Tri-campus community comes together for sustainability class
Kathryn Marshall | Friday, September 2, 2016
Notre Dame, Saint Mary’s and Holy Cross are united by a shared history, community and strong connection with the Congregation of Holy Cross. For the first time ever, the three schools are coming together in one classroom to learn about sustainability in a new course this fall.
Saint Mary’s associate professor of English and environmental studies Christopher Cobb said the goal of the course is to increase everyone’s knowledge of how sustainability works and how it relates to the identity of a Holy Cross community, and to explore whether sustainability is working on the three campuses.
A conversation between faculty from the three schools more than a year ago provided the inspiration for the class, he said.
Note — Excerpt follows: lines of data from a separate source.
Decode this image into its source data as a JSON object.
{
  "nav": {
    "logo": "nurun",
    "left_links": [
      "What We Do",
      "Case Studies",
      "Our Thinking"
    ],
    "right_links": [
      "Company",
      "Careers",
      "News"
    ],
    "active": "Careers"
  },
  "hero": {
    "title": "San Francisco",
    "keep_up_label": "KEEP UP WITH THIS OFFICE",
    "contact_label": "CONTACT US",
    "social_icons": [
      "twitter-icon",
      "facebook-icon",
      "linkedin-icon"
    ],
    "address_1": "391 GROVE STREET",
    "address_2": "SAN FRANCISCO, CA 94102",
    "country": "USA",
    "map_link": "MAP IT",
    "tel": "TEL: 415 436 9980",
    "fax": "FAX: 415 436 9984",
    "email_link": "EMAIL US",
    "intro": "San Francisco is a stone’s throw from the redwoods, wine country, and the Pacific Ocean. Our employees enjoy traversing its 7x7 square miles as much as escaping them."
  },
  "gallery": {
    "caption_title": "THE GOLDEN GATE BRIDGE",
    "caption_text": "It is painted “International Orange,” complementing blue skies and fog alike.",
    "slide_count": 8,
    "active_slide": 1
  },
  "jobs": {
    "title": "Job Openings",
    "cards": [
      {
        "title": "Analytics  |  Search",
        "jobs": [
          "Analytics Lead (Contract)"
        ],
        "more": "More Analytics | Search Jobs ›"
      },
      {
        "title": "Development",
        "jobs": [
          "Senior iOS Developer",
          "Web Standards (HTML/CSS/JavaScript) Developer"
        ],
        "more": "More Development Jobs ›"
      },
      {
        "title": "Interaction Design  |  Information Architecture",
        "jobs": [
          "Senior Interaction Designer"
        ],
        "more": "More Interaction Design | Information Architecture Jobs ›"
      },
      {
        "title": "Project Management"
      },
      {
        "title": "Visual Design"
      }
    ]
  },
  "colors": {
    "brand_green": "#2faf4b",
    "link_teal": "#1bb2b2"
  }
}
“We talked about what we could do to foster a tri-campus approach to sustainability, what we could we do to foster sustainability on three campuses and also to build connections between the campuses, because sustainability is usually something that happens in community,” Cobb said.
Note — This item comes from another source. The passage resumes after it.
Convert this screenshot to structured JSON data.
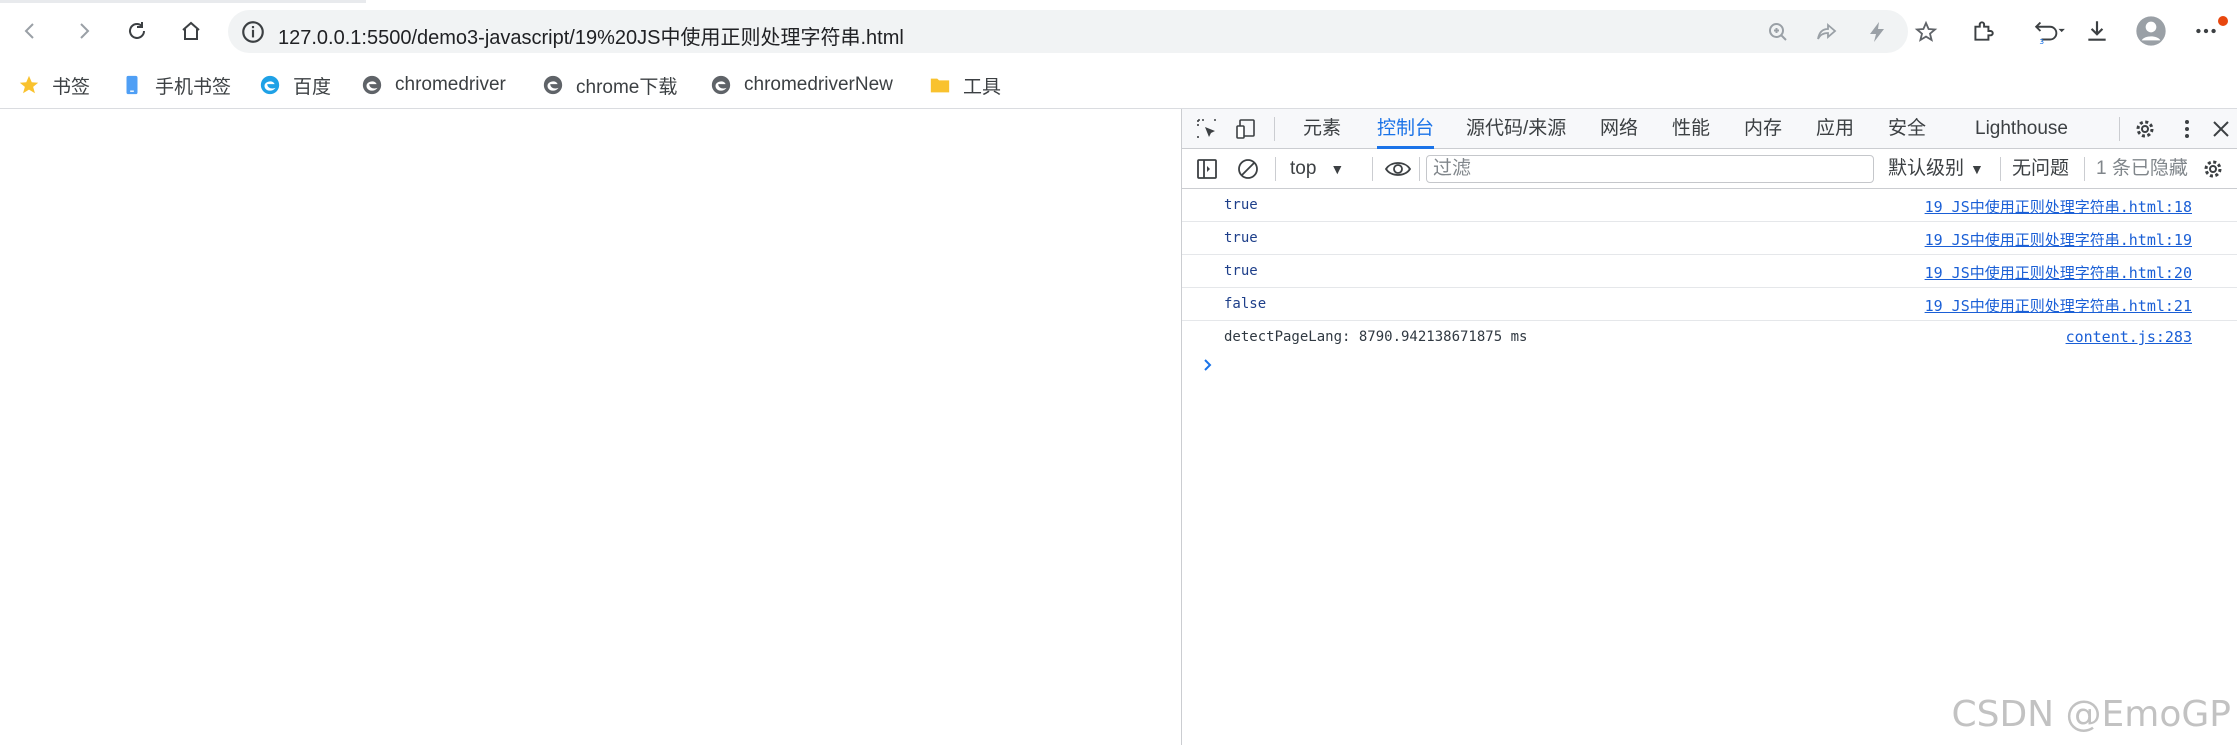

The course will have three titles, depending on which school a student attends: “Sustainability at Notre Dame,” “Sustainability at Saint Mary’s” or “Sustainability at Holy Cross.”
Cobb proposed the idea of a team-taught course because of the previous success Saint Mary’s had with such a course in the environmental studies department. He said a team-taught course allows the workload of an important class to be delegated to several faculty members who may not have the time to teach the class on their own.
“We really wanted a situation where anyone who wanted to study sustainability could take this course,” Cobb said. “I said, ‘We had great success with that class here at Saint Mary’s, so could we collaborate?’ That would enable us to do something together that none of us could accomplish individually. The group liked the idea so we started building the course, and now we’re offering it.”
Other collaborating faculty members include Notre Dames’ Rachel Novick and Margaret Pfeil — director of the minor of sustainability and associate professional specialist in moral theology, respectively — and three Holy Cross faculty: director of service learning Michael Griffin, director of Campus Ministry Andrew Polaniecki and associate professor of biology Br. Lawrence Unfried.
The course is structured into three parts, Cobb said.
“We’re looking at landscape, energy and food,” he said. “We’re going to look at each of those topics on each of the campuses and so the course meets alternately, one week at Holy Cross, one week at Saint Mary’s, one week at Notre Dame and so on.”
Saint Mary’s junior Jennifer Hagenauer, a global studies and environmental studies double major, said she joined the class because she enjoyed a previous sustainability course and is excited about the link the class has to Pope Francis’ encyclical “Laudato Si,” which she fell in love with her freshman year.
Hagenauer said the course met for an introduction session last week at Holy Cross and will take an ecological tour of Notre Dame this week.
“Getting involved with Notre Dame and Holy Cross makes me really excited,” she said. “It’s great getting different perspectives and different settings as we rotate classrooms each week.”
The first meeting of the course stressed the importance of community and highlighted how the students involved are ambassadors for sustainability at their respective schools, Hagenauer said.
“I want to know what Saint Mary’s is doing, what Notre Dame is doing, what Holy Cross is doing and how it’s shifting, and what I can do to implement sustainable practices in the future,” she said.
Cobb said the final project of the course will be designing a proposal for a sustainability project, but the implementation of that project is something that would take place as the next step after the class.
“One goal for this first time around was just to get the course on the books and figure out how to manage a tri-campus course,” he said.